- Watershed Protection: The complexity of watershed systems and processes make it difficult to predict the effects of the bark beetle outbreak on runoff quantity and quality. Measurement would certainly be difficult to detect accurately because of a number of variables influencing these effects, including annual precipitation and other climate factors.
- Reducing the Risk of Wildfires: Although the effect of fire suppression on bark beetle outbreaks varies by forest type, region, and the level of forest management, it is fair to conclude that fire suppression policies have helped generate a landscape that is more homogeneous over vast tracts of forest, and more susceptible to large-scale bark beetle attacks.
- Providing Seedling Trees for Restoration: It’s only natural to combat the problem by planting more trees to replace those lost.
- Colorado Wood Utilization and Marketing Program (CoWood): This group provides the public with information, education and outreach to help improve the health of our forests.
- Disease and Pest Detection Measures:
- Solarizing – Wrapping cut trees in 6ml clear plastic sealed around the edges with soil.
- Burning – Moving dead, cut trees away from non-infested, high-value trees for burning.
- Chipping – Chipping branches and logs into small pieces with powered equipment.
- Stripping – Removing the bark completely from cut logs to expose beetles to the elements.
- Hauling – Relocating infested trees to where beetles cannot jump to healthy trees.
How can you manage bark beetles around your home?
ELIMINATION: If the tree, shrub or plant is too far gone, be sure to get rid of it so as not to spread to other healthy trees.
SELECTION: Only plant species that are adapted to the area and avoid host trees.
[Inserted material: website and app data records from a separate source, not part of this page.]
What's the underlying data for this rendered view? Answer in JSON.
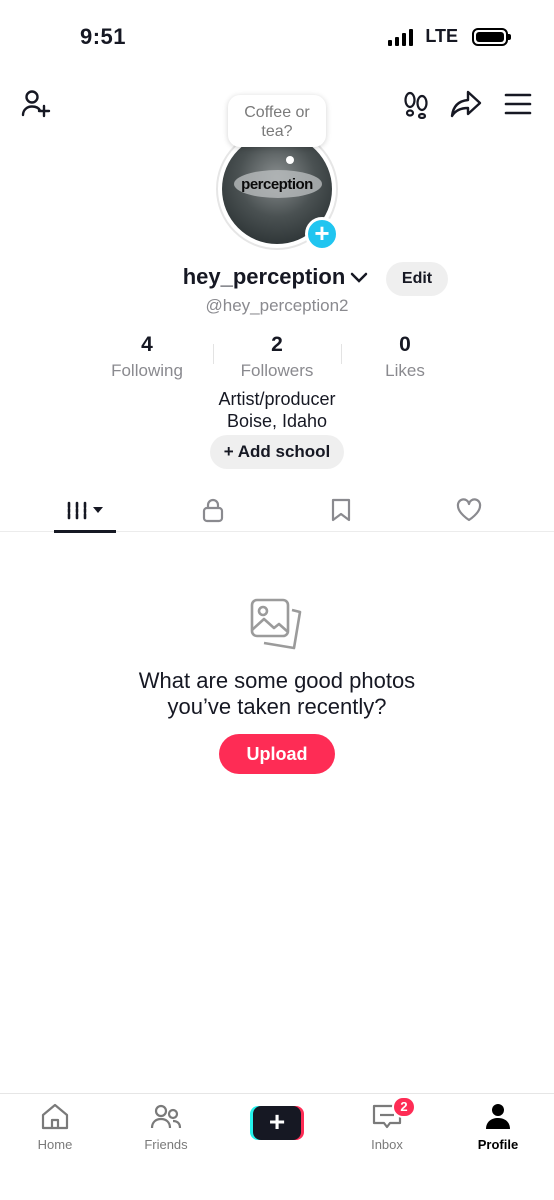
{
  "status_bar": {
    "time": "9:51",
    "network": "LTE"
  },
  "header": {
    "icons": [
      "add-friend-icon",
      "footprints-icon",
      "share-icon",
      "menu-icon"
    ]
  },
  "profile": {
    "bubble_text": "Coffee or tea?",
    "avatar_text": "perception",
    "username": "hey_perception",
    "handle": "@hey_perception2",
    "edit_label": "Edit",
    "stats": [
      {
        "value": "4",
        "label": "Following"
      },
      {
        "value": "2",
        "label": "Followers"
      },
      {
        "value": "0",
        "label": "Likes"
      }
    ],
    "bio_line1": "Artist/producer",
    "bio_line2": "Boise, Idaho",
    "add_school_label": "+ Add school"
  },
  "tabs": {
    "items": [
      "grid-icon",
      "lock-icon",
      "bookmark-icon",
      "heart-icon"
    ],
    "active": "grid-icon"
  },
  "empty_state": {
    "icon": "photos-icon",
    "title_line1": "What are some good photos",
    "title_line2": "you’ve taken recently?",
    "button_label": "Upload"
  },
  "bottom_nav": {
    "home": "Home",
    "friends": "Friends",
    "create": "+",
    "inbox": "Inbox",
    "inbox_badge": "2",
    "profile": "Profile"
  },
  "colors": {
    "accent": "#fe2c55",
    "cyan": "#20c5f0",
    "text": "#161823",
    "muted": "#8a8a8f"
  }
}
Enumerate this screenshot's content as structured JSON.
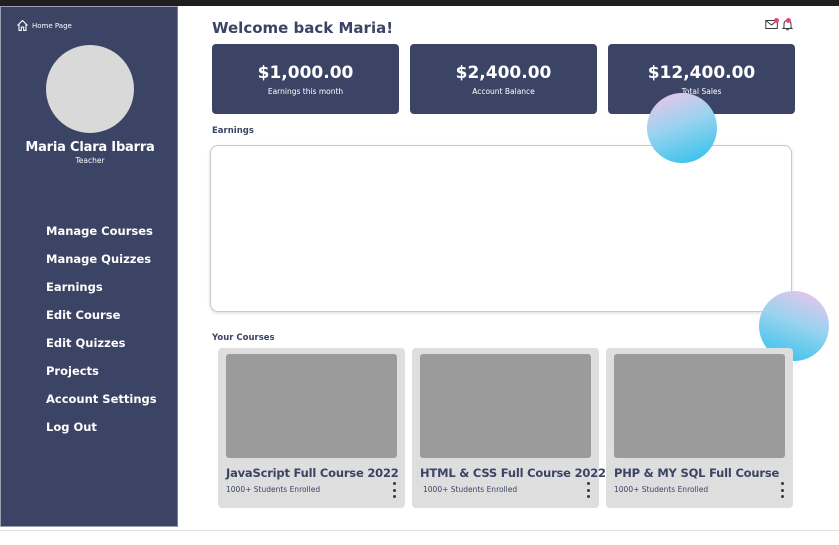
{
  "sidebar": {
    "home_label": "Home Page",
    "user_name": "Maria Clara Ibarra",
    "user_role": "Teacher",
    "nav": [
      "Manage Courses",
      "Manage Quizzes",
      "Earnings",
      "Edit Course",
      "Edit Quizzes",
      "Projects",
      "Account Settings",
      "Log Out"
    ]
  },
  "header": {
    "welcome_prefix": "Welcome back ",
    "welcome_name": "Maria!",
    "icons": [
      "mail-icon",
      "bell-icon"
    ]
  },
  "stats": [
    {
      "amount": "$1,000.00",
      "label": "Earnings this month"
    },
    {
      "amount": "$2,400.00",
      "label": "Account Balance"
    },
    {
      "amount": "$12,400.00",
      "label": "Total Sales"
    }
  ],
  "earnings": {
    "title": "Earnings"
  },
  "courses": {
    "title": "Your Courses",
    "items": [
      {
        "title": "JavaScript Full  Course 2022",
        "enrolled": "1000+ Students Enrolled"
      },
      {
        "title": "HTML & CSS Full Course 2022",
        "enrolled": "1000+ Students Enrolled"
      },
      {
        "title": "PHP & MY SQL Full Course",
        "enrolled": "1000+ Students Enrolled"
      }
    ]
  },
  "colors": {
    "sidebar_bg": "#3c4465",
    "card_bg": "#3c4465",
    "course_card_bg": "#dedede",
    "thumb": "#9b9b9b",
    "notification_dot": "#e8437a"
  }
}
Redwoods and Cedars are good choices.
LIMIT TREE STRESSES: Poor planting practices, crowding, and lack of proper care all lead to weakness. Proper irrigation and pruning are also a must, along with yearly maintenance and inspections.
BIOLOGICAL CONTROL: Infested trees attract predators and parasites. Woodpeckers, certain flies, and wasps love to eat bark beetles, but it is not likely they will be able to get it under control.
INSECTICIDES: Some chemicals have been known to rid the bark beetle, but it will take a professional who knows the extent of the damage to treat your trees with this manner effectively. If the bark beetle is not detected in the larvae stage, the chances of an insecticide working are very minimal.
BEHAVIOURAL CONTROL: Some research has been done on the effectiveness of certain pheromones that will trap the bark beetle, and while it has suppressed or reduced the number of insects, it cannot eliminate them.
In Colorado, private landowners are responsible for deciding how to address forest health issues on their properties, which collectively account for 30% of all Colorado's forested landscapes. However, they are not alone when determining how to accomplish effective forestry methods and reduce the risk of hazardous wildfires. It will take the effort of all forest landowners working together on a massive scale to address the health of the forest and reduce fires situations
Now that you are aware that Colorado has over 830 million dead trees due to bark beetles, you are well equipped and ready to do your part, along with the help of A Touch of Class Tree Service, to get you started on your property and surrounding areas.